INPUT MATERIAL:
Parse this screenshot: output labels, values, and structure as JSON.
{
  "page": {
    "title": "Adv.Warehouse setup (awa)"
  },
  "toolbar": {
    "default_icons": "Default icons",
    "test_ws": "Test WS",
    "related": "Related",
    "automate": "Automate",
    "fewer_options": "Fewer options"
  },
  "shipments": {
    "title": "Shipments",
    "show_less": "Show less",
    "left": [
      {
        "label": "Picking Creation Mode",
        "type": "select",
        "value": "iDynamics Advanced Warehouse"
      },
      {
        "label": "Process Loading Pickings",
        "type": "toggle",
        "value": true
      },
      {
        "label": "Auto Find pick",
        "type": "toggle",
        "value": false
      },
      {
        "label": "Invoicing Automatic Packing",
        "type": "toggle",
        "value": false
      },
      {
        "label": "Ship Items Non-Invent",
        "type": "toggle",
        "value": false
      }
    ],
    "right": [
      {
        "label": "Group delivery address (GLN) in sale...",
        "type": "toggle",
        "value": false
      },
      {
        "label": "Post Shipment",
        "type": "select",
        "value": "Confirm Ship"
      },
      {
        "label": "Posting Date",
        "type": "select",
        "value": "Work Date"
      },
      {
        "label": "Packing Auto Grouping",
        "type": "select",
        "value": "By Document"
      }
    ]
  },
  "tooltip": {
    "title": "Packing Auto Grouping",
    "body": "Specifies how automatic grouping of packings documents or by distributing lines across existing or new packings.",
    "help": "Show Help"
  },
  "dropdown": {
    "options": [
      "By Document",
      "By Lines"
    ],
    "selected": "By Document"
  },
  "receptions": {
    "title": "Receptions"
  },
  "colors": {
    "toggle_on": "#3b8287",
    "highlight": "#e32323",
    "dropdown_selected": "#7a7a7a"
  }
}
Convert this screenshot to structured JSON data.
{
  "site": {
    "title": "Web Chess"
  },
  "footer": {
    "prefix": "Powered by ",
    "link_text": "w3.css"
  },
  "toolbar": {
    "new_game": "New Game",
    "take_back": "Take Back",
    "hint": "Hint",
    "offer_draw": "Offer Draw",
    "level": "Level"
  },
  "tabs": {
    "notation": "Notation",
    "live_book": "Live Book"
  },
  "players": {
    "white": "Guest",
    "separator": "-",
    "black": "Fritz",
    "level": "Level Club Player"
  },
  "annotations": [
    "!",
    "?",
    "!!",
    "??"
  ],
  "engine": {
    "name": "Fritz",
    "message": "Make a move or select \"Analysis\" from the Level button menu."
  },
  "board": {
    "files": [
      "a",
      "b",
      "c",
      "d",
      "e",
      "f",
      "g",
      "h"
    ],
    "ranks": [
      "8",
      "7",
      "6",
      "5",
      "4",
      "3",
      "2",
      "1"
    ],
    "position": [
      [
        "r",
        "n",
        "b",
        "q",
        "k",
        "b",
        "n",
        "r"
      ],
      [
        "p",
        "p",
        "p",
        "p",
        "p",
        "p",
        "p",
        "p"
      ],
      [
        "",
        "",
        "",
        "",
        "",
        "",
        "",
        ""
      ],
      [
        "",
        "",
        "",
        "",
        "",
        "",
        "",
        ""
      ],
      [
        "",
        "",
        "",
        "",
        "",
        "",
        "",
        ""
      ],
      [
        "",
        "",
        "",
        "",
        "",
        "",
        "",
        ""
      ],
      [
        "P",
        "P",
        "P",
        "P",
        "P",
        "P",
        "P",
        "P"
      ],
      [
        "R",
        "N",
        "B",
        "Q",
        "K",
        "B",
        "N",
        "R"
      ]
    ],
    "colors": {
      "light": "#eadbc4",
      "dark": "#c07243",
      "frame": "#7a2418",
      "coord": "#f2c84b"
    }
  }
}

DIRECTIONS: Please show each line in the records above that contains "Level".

RESULT FOR THIS TASK:
    "level": "Level"
    "level": "Level Club Player"
    "message": "Make a move or select \"Analysis\" from the Level button menu."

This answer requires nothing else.